Manufacturers can determine which cobot safety precautions need to be taken to meet their compliance requirements.
Future of Cobot Weld Grinding
Today, cobots offer distinct advantages for weld grinding, especially under uniform, low-variability weld conditions. Welds with high variability, however, present a challenge for current cobot and industrial automation alike. If welds are particularly thick, thin, or nonuniform, robots may have difficulty grinding them to exact specifications.
To grind challenging welds, cobots need sensors to adjust pressure and speed accordingly. Future improvements in sensors and programming, plus advanced 3D scanning, will become more commonplace and allow cobots to better accomplish more diverse welds of higher variability.
Not only do cobots provide efficiency and productivity benefits for weld grinding, but they also help manufacturing operations alleviate labor shortage woes and avoid health problems for their employees.
Material removal at all stages of the manufacturing process is a new and emerging market for cobots that will continue to grow for the foreseeable future. Cobots can already serve to take a manufacturer’s weld grinding from good to great.

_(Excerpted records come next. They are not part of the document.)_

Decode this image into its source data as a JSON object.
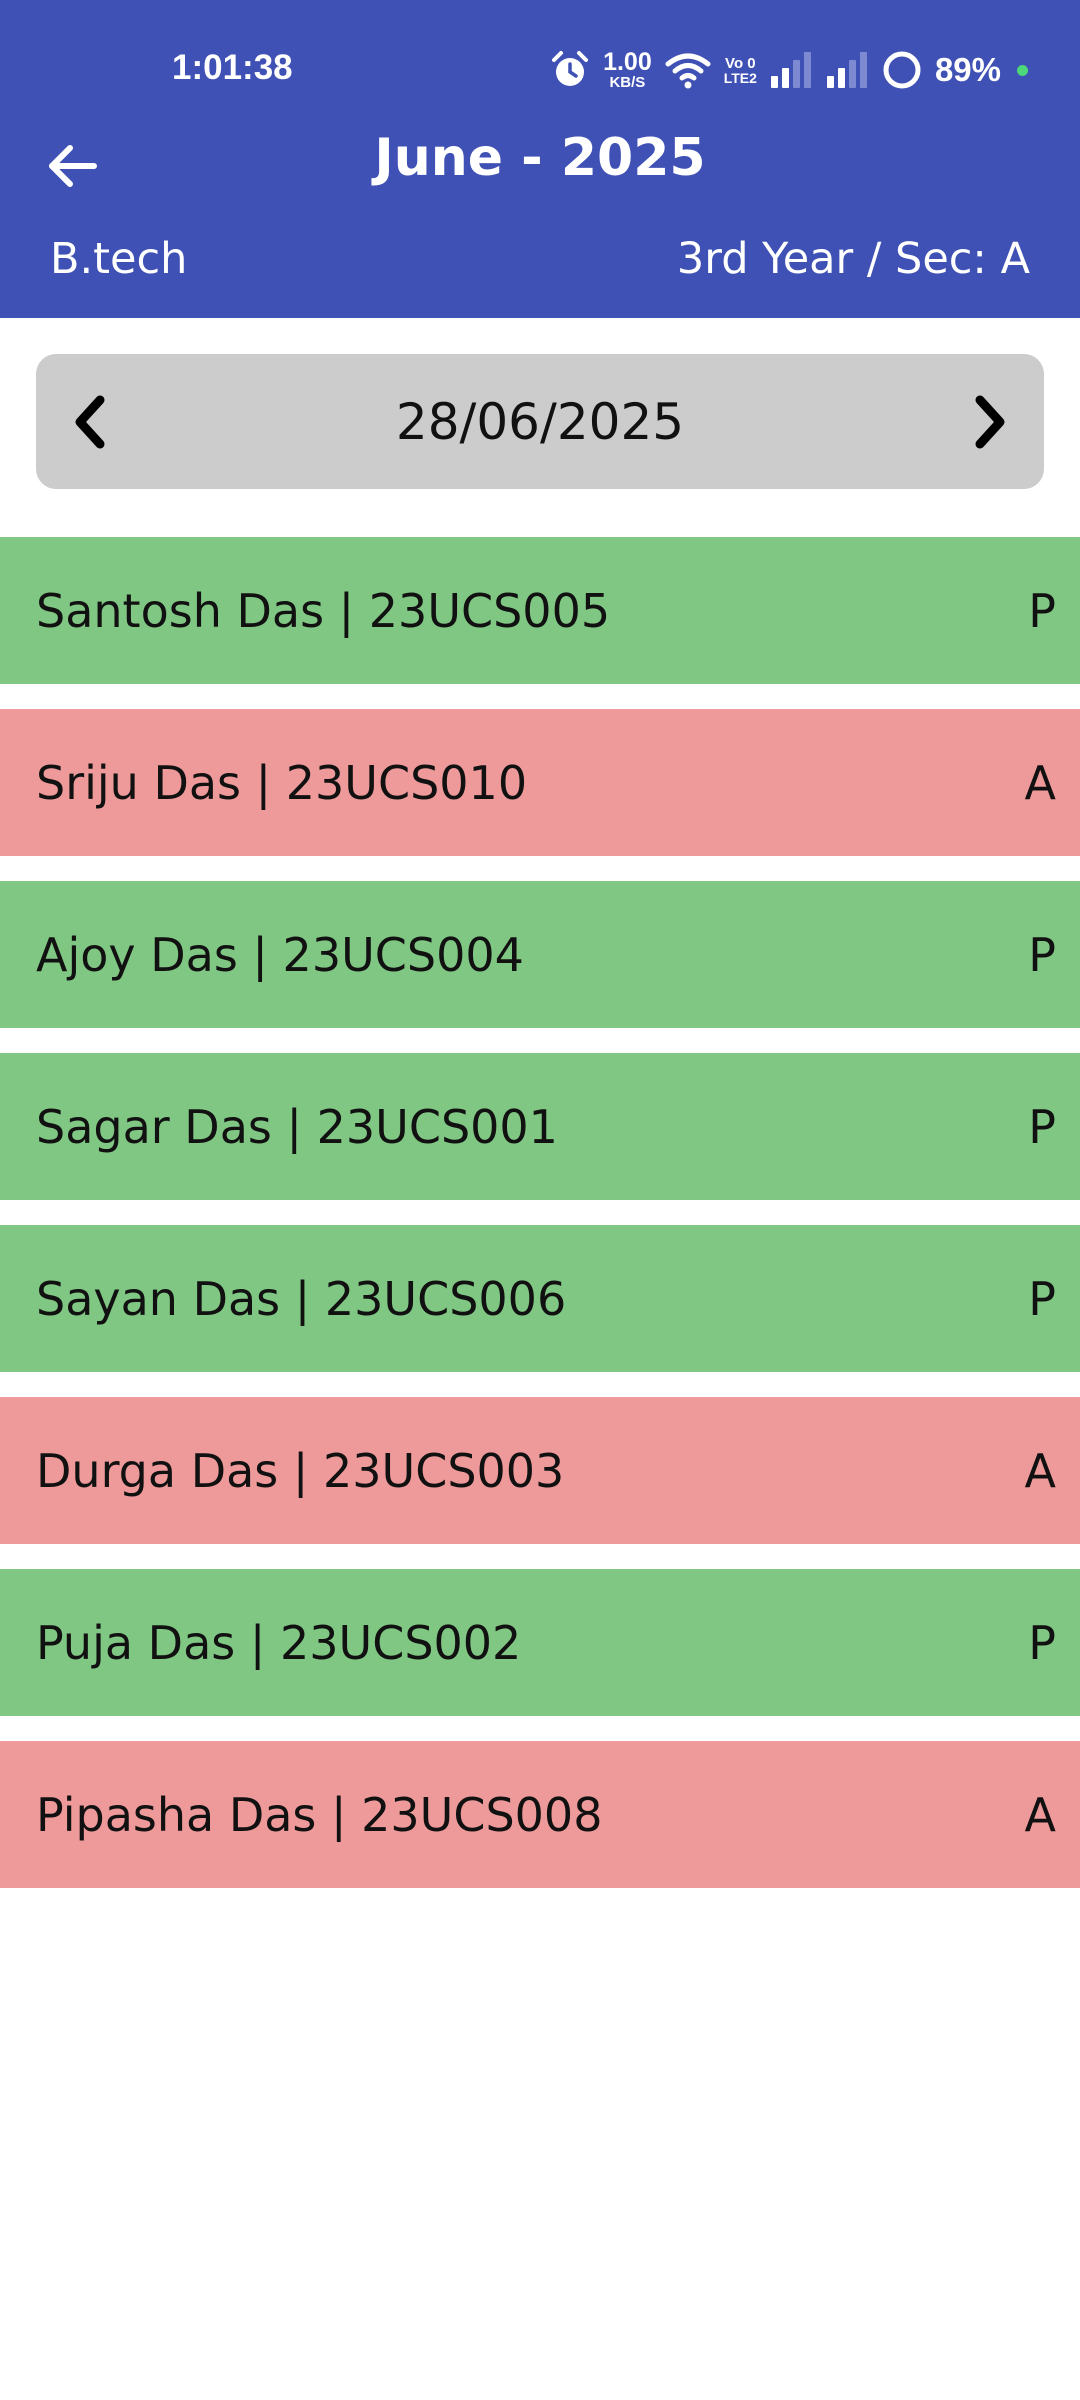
{
  "status_bar": {
    "time": "1:01:38",
    "net_speed_value": "1.00",
    "net_speed_unit": "KB/S",
    "volte_top": "Vo 0",
    "volte_bottom": "LTE2",
    "battery": "89%",
    "icons": [
      "alarm-icon",
      "wifi-icon",
      "signal-icon",
      "signal-icon",
      "battery-ring-icon"
    ]
  },
  "header": {
    "title": "June - 2025",
    "course": "B.tech",
    "year_section": "3rd Year / Sec: A",
    "back_icon": "arrow-left-icon"
  },
  "date_nav": {
    "date": "28/06/2025",
    "prev_icon": "chevron-left-icon",
    "next_icon": "chevron-right-icon"
  },
  "students": [
    {
      "label": "Santosh Das | 23UCS005",
      "status": "P"
    },
    {
      "label": "Sriju Das | 23UCS010",
      "status": "A"
    },
    {
      "label": "Ajoy Das | 23UCS004",
      "status": "P"
    },
    {
      "label": "Sagar Das | 23UCS001",
      "status": "P"
    },
    {
      "label": "Sayan Das | 23UCS006",
      "status": "P"
    },
    {
      "label": "Durga Das | 23UCS003",
      "status": "A"
    },
    {
      "label": "Puja Das | 23UCS002",
      "status": "P"
    },
    {
      "label": "Pipasha Das | 23UCS008",
      "status": "A"
    }
  ],
  "colors": {
    "header_bg": "#3f51b5",
    "present_bg": "#81c784",
    "absent_bg": "#ef9a9a",
    "date_nav_bg": "#cccccc"
  }
}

This article was written by John Spruce (founder and CEO of Kane Robotics Inc.) for the American Welding Society.